◆ **What you need to do**:
Please write out every entry below exactly, leaving out any pictures.

◆ **Given data**:
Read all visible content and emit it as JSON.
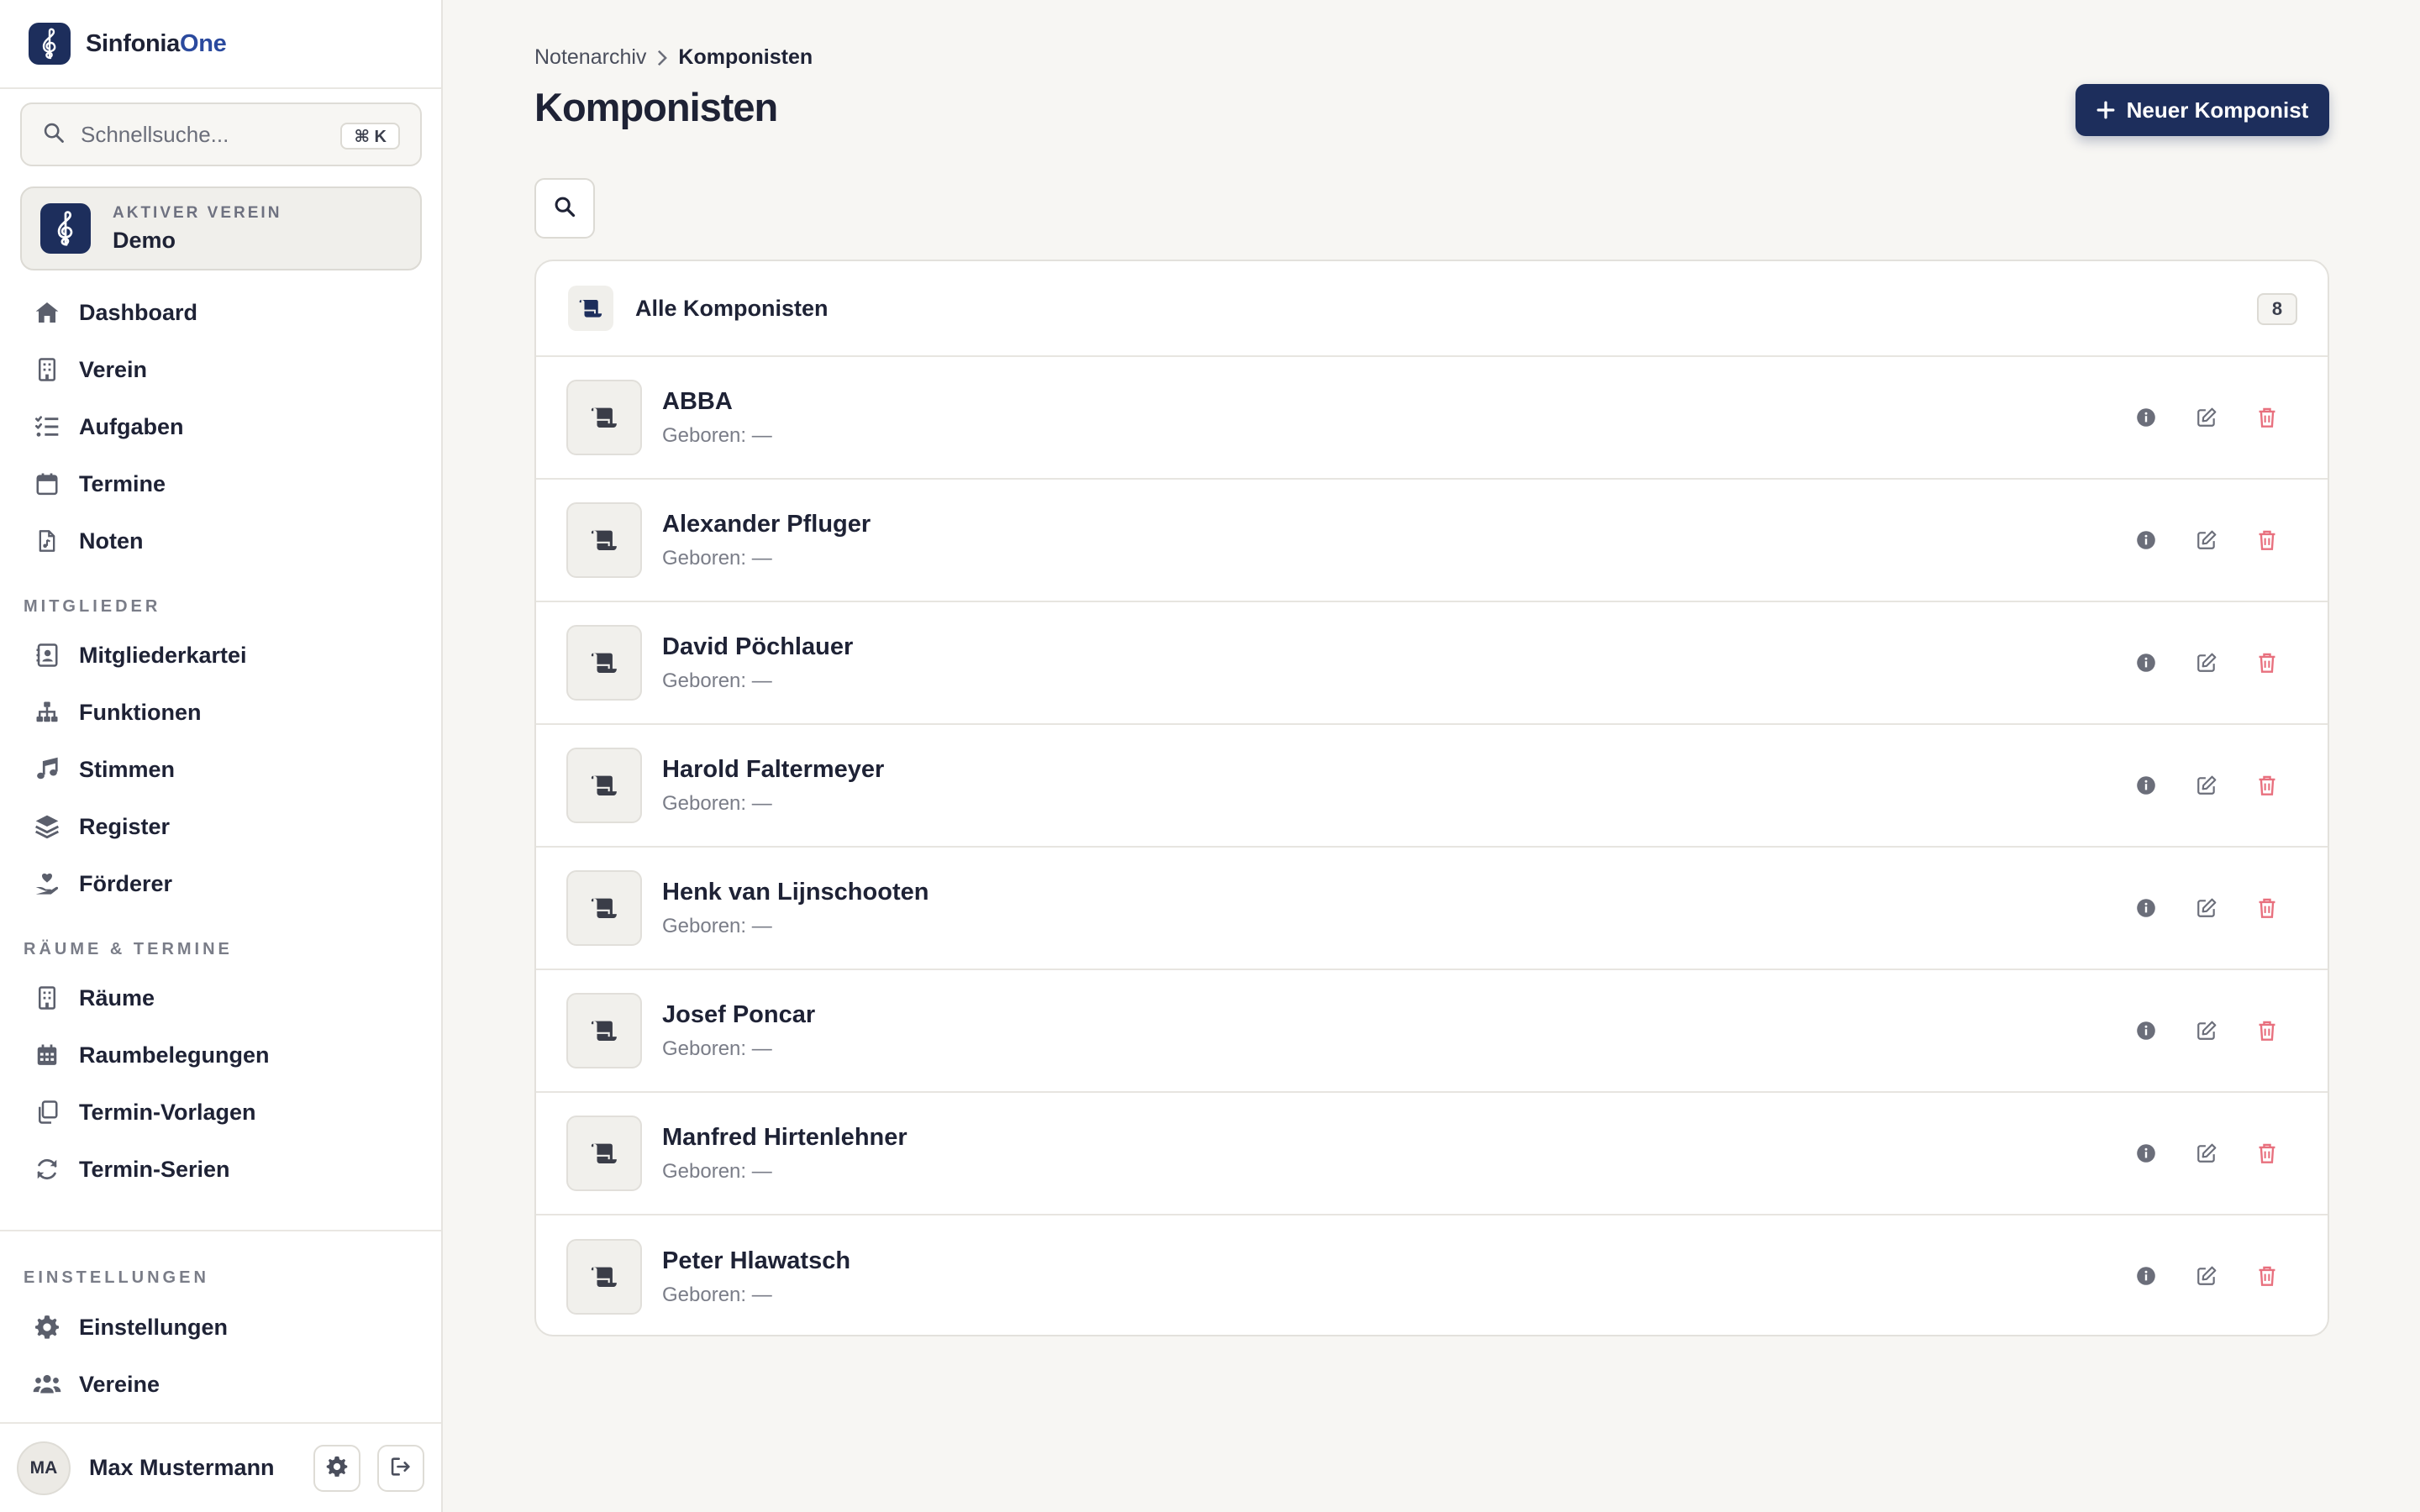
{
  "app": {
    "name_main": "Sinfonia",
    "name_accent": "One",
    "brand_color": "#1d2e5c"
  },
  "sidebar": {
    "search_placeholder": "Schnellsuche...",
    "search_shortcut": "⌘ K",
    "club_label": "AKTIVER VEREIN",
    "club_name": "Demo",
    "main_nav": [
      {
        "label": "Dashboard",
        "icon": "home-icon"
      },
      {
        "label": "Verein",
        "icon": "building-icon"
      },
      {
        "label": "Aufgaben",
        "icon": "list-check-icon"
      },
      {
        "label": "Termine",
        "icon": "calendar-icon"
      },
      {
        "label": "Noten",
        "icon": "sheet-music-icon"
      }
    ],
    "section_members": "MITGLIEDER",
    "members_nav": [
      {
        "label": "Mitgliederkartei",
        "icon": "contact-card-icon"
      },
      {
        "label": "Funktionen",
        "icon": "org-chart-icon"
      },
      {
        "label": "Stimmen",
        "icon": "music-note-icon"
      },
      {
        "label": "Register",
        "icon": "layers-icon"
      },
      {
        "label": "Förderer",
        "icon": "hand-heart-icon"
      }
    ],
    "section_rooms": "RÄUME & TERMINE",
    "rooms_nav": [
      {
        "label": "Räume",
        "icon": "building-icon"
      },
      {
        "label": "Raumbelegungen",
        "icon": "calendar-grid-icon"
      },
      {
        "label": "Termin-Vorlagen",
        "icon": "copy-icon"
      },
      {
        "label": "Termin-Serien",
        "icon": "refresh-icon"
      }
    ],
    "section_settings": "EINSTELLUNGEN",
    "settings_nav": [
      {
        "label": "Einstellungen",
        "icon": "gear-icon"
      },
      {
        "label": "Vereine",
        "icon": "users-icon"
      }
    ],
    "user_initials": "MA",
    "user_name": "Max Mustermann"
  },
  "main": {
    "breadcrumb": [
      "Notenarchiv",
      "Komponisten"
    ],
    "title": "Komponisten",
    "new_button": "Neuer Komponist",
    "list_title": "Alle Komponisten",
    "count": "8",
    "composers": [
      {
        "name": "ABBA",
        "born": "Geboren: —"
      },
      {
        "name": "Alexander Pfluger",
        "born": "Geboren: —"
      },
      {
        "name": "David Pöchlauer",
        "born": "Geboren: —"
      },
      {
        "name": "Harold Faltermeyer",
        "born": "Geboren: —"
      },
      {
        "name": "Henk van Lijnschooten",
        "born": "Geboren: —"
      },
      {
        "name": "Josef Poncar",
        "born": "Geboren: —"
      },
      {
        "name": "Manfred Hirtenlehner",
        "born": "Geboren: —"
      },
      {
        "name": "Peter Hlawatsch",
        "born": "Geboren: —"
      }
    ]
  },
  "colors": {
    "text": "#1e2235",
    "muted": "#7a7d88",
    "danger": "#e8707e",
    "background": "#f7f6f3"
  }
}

◆ **Solution**:
Read all visible content and emit it as JSON.
{
  "app": {
    "name_main": "Sinfonia",
    "name_accent": "One",
    "brand_color": "#1d2e5c"
  },
  "sidebar": {
    "search_placeholder": "Schnellsuche...",
    "search_shortcut": "⌘ K",
    "club_label": "AKTIVER VEREIN",
    "club_name": "Demo",
    "main_nav": [
      {
        "label": "Dashboard",
        "icon": "home-icon"
      },
      {
        "label": "Verein",
        "icon": "building-icon"
      },
      {
        "label": "Aufgaben",
        "icon": "list-check-icon"
      },
      {
        "label": "Termine",
        "icon": "calendar-icon"
      },
      {
        "label": "Noten",
        "icon": "sheet-music-icon"
      }
    ],
    "section_members": "MITGLIEDER",
    "members_nav": [
      {
        "label": "Mitgliederkartei",
        "icon": "contact-card-icon"
      },
      {
        "label": "Funktionen",
        "icon": "org-chart-icon"
      },
      {
        "label": "Stimmen",
        "icon": "music-note-icon"
      },
      {
        "label": "Register",
        "icon": "layers-icon"
      },
      {
        "label": "Förderer",
        "icon": "hand-heart-icon"
      }
    ],
    "section_rooms": "RÄUME & TERMINE",
    "rooms_nav": [
      {
        "label": "Räume",
        "icon": "building-icon"
      },
      {
        "label": "Raumbelegungen",
        "icon": "calendar-grid-icon"
      },
      {
        "label": "Termin-Vorlagen",
        "icon": "copy-icon"
      },
      {
        "label": "Termin-Serien",
        "icon": "refresh-icon"
      }
    ],
    "section_settings": "EINSTELLUNGEN",
    "settings_nav": [
      {
        "label": "Einstellungen",
        "icon": "gear-icon"
      },
      {
        "label": "Vereine",
        "icon": "users-icon"
      }
    ],
    "user_initials": "MA",
    "user_name": "Max Mustermann"
  },
  "main": {
    "breadcrumb": [
      "Notenarchiv",
      "Komponisten"
    ],
    "title": "Komponisten",
    "new_button": "Neuer Komponist",
    "list_title": "Alle Komponisten",
    "count": "8",
    "composers": [
      {
        "name": "ABBA",
        "born": "Geboren: —"
      },
      {
        "name": "Alexander Pfluger",
        "born": "Geboren: —"
      },
      {
        "name": "David Pöchlauer",
        "born": "Geboren: —"
      },
      {
        "name": "Harold Faltermeyer",
        "born": "Geboren: —"
      },
      {
        "name": "Henk van Lijnschooten",
        "born": "Geboren: —"
      },
      {
        "name": "Josef Poncar",
        "born": "Geboren: —"
      },
      {
        "name": "Manfred Hirtenlehner",
        "born": "Geboren: —"
      },
      {
        "name": "Peter Hlawatsch",
        "born": "Geboren: —"
      }
    ]
  },
  "colors": {
    "text": "#1e2235",
    "muted": "#7a7d88",
    "danger": "#e8707e",
    "background": "#f7f6f3"
  }
}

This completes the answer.